- According to Blue the in-flight magazine for Aegean Airlines 2008 has been declared the year of the Feta by the Greek Government! Greek cheese manufactures have been up in arms over the imitation feta coming out of Denmark, Holland and Germany the past few years. It’s a billion dollar industry worldwide so the financial stakes are high and Greek producers are worried about cheap imitations that pass themselves off as the real thing. Feta marketing is going into full swing in Greece and throughout Europe. The new EU safeguards on Feta labelling – wouldn’t you have loved to hear that resolution, no doubt defining percentage of water, salt and curd content, read onto the order paper – guarantee that within Europe only Greek Feta can bear the proud name. Look for the πραγματική ελληνική φέτα on the label.
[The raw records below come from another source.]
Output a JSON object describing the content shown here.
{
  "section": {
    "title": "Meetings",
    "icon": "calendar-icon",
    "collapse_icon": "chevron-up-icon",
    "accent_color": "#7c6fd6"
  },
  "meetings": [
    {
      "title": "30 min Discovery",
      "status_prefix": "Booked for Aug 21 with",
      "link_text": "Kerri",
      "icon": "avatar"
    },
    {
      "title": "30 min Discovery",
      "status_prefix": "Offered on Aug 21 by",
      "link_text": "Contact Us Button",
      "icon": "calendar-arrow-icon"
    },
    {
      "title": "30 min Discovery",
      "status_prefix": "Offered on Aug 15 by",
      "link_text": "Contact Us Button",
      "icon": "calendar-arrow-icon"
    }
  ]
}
- Yes we have recycling here in Rome and many of us collect our plastic, paper and other recyclables to put in the handy bins on the streets. The problem appears to be that the city forgets to collect them.
- I now feel that I have finally arrived in Rome. I have become a regular customer at a barber shop at the bottom of Via Nazionale. I first went there because it was close to the language school and open. There are two barbers – Walter, an older bespectacled gentleman with a trim goatee and an air of ownership, Mimo, a younger more casual gentleman with a permanent tan and an artful comb over – and Luisa, an extremely attractive full-figured lady, who does the manicures, scalp massages and general reception and clean-up.
I was made to feel welcome, despite a struggle with language, from the first time I walked in off the street. Mimo is my barber - Walter only deals with former Prime Minister Prodi, President Napolitano and the older long-time clients. But that’s fine because Mimo does an exceptional job with my fastly thinning hair. Luisa makes sure the nails are trimmed and glossy and gives the most relaxing scalp message immaginable. All the little formalities are observed – we shake hands on arrival and departures, health of my colleague (Laurent, who also goes there now) is always enquired after and the proper greetings and wishes for any approaching festival are exchanged. And we even have our little jokes about my bad Italian and Luisa’s emerging English.
The day before we left for Athens I noticed that is was “almost time to buy a violin” as my mother use to say. As we were going to opening night at the opera with Parsi on the Friday I felt a haircut was in order. I dropped into the barber shop to see if they could take me after school at 4:30 but Mimo was booked up from 2 until 6. Luisa did a bit of fiddling, some frowning, then told me to come back at 4:15 and sent me on my way with a cheery “a presto.” I arrived back at 4:15 and somehow someone had been pushed back, someone else had been pushed forward and I was cut, manicured and massaged.
When a man's barber does that for him, he knows he's arrived wherever he is.
- And a final sign from Athens. When Parsi took us to lunch in the newly redeveloped Gaz area we saw this sign on a building near the restaurant. Anyone want to guess what it is?
25 marzo - Annunciazione del Signore